Visualization of Causal Relations
The notion of cause and effect is pervasive in human thinking and plays a significant role in our perception of time. Software systems, in particular parallel and distributed ones, are permeated by this causality, and the human mind is especially well-suited to detect instances of this concept. Unfortunately, real-world systems of causally related events are often too large and complex to be comprehended unaided. In this thesis, we explore ways of using information visualization to help humans perceive these complex systems of causal relations, not only for software systems, but also for more general application areas.
The Growing Squares visualization technique uses a combination of color, texture, and animation to present a sequence of related events in a distributed system. User studies show that this technique is significantly more effective for solving problems related to causality in distributed systems than traditional Hasse diagrams for small data sets, and more effective (though not significantly so) for large data sets.
The Growing Polygons visualization technique was designed to address some of the weaknesses of the Growing Squares technique, and presents the interacting processes in a system as color-coded polygons with sectors indicating the influences and information propagation in the system. User studies show that this technique is significantly more effective than Hasse diagrams for all data sets, regardless of size.

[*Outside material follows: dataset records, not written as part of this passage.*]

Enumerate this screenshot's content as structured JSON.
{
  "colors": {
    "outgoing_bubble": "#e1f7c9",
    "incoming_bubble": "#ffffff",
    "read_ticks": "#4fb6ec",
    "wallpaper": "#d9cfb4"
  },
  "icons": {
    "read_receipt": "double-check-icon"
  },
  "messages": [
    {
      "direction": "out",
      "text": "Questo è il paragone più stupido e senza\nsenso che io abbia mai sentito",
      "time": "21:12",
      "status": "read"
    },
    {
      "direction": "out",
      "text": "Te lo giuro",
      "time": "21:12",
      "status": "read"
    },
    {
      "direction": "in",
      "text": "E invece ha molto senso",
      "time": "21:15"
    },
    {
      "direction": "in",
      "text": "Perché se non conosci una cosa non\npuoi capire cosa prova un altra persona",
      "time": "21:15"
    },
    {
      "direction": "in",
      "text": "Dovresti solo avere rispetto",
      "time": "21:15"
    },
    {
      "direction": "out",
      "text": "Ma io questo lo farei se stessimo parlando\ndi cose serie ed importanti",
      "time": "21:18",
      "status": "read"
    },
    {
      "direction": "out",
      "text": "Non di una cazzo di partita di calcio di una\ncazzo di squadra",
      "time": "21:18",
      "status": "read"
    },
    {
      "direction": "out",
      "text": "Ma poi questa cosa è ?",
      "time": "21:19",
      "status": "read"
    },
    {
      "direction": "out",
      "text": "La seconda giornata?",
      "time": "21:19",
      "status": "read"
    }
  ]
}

Finally, we have conducted a case study of causality visualization in the context of scientific citation networks, creating a bibliographic visualization tool called CiteWiz. The tool contains a modified Growing Polygons visualization, suitably adapted to citation networks with linear time windows and process hierarchies, as well as a new static timeline visualization that maps the citation count and publication date of an article or author to its size and position on the timeline, respectively.
citation network visualization